What Makes a Company a Great Place to Work? Moderna and Tessera Share Their Insights
Pictured: Moderna’s headquarters/iStock, hapabapa
Not everyone has the same priorities when it comes to finding a company that’s a good fit, but many would agree on some of the essential elements that make it a bit easier to climb out of bed on a Monday morning, such as leadership that listens and makes employees feel valued, a sense of contributing to something important and of course, compensation.
The survey for BioSpace’s 2024 Best Places to Work rankings asked respondents to rate life sciences companies on seven criteria. Curious how our readers would weigh the relative importance of some of those factors, we also conducted an (unscientific) LinkedIn poll that asked what respondents thought was most important in a company: innovation, culture, career growth or flexibility and remote work.
Culture was the poll’s clear winner, nabbing nearly half of the 682 votes. “You can have all the innovation and career opportunities and work flexibility that you want, but if your culture is rotten you’ll have your best workers running for the door and the turnover rates to show for it!” one person commented.
For more in-depth perspectives on what makes for a great place to work, we also spoke with the chief human resources officers at Tessera Therapeutics, this year’s top finisher among small companies, and Moderna, which earned the top spot in the large company category for the third year in a row.
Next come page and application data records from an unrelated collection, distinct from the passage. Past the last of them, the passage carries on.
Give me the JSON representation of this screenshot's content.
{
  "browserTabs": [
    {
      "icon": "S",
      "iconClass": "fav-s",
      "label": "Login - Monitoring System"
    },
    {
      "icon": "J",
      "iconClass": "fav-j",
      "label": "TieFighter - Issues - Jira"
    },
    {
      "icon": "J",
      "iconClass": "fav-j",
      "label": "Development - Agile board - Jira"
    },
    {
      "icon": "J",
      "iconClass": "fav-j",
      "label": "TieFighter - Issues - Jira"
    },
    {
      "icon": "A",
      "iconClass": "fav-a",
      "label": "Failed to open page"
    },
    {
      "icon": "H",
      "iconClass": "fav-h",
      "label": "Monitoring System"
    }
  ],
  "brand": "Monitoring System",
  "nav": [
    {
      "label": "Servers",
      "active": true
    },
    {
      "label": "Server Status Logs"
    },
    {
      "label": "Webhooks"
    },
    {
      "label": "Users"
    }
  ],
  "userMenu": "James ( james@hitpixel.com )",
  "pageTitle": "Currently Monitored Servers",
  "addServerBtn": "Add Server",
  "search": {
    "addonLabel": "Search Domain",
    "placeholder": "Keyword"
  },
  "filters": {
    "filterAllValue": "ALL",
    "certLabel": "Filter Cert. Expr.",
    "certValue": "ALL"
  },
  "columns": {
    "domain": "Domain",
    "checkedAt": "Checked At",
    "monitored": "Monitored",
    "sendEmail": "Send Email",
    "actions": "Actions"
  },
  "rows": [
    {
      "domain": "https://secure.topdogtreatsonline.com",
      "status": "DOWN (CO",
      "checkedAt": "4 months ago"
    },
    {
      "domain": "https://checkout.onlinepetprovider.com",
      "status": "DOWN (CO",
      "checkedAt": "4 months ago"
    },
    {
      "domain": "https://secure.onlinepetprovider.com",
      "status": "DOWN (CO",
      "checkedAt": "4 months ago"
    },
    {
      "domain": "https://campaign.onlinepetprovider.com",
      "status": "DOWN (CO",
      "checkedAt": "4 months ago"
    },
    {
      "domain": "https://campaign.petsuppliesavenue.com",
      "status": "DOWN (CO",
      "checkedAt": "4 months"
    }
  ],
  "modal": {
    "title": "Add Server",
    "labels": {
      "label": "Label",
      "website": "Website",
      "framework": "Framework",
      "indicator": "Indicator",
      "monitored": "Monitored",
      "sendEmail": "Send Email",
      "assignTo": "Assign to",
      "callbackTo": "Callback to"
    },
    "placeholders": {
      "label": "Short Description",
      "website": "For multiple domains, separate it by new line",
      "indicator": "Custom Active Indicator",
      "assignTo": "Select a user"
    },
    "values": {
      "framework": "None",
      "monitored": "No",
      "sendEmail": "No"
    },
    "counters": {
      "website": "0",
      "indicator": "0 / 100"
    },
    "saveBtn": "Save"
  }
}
Standing Out as a Small Company
“What we’ve been able to do here was really build a culture that is centered around the employee,” said Tessera CHRO Becky Lillie. “We don’t just roll out new programs [or] systems processes from the top . . . we have our employees help us design these.” One example, she said, is benefits: Tessera used to offer just one healthcare plan but will now begin giving staff the option of either a PPO or high-deductible plan, based on employee feedback. “Our employees definitely feel they have a voice and they’re being heard,” Lillie said.
A key to Tessera’s culture, she added, is “optionality.” For example, to further their growth and development at work, employees can choose among self-learning, experiential learning or attending external professional development events. In her view, “There are so many different generations right now in the workforce that . . . you really have to provide options for your employees so that they remain committed and stick with the company.”
The Importance of Inclusivity
Similar to Tessera’s approach to decision-making, at Moderna, “We have meetings where every voice matters,” said Tracey Franklin, the company’s CHRO. “We’re not a top-down, hierarchical company—it’s the best idea wins.” Employees are rewarded based on their work’s impact on patients, she said, not internal politics or style of presentation. “It’s a focus on ideation, it’s a focus on impact, it’s a focus on collaboration and encouragement.” Perhaps as a result, Moderna has consistently been among the highest scorers on innovation in BioSpace’s survey.
The company has “a heavy investment on focusing on belonging,” Franklin said. “I can hire for diversity, I can include you at the table, but if you don’t feel like you belong and your voice is heard, then you’re not really going to feel like you can innovate and be yourself.”
“We know that our employees are everything,” Franklin concluded. “We don’t have a company without our employees, and that’s the way we approach everything we do.”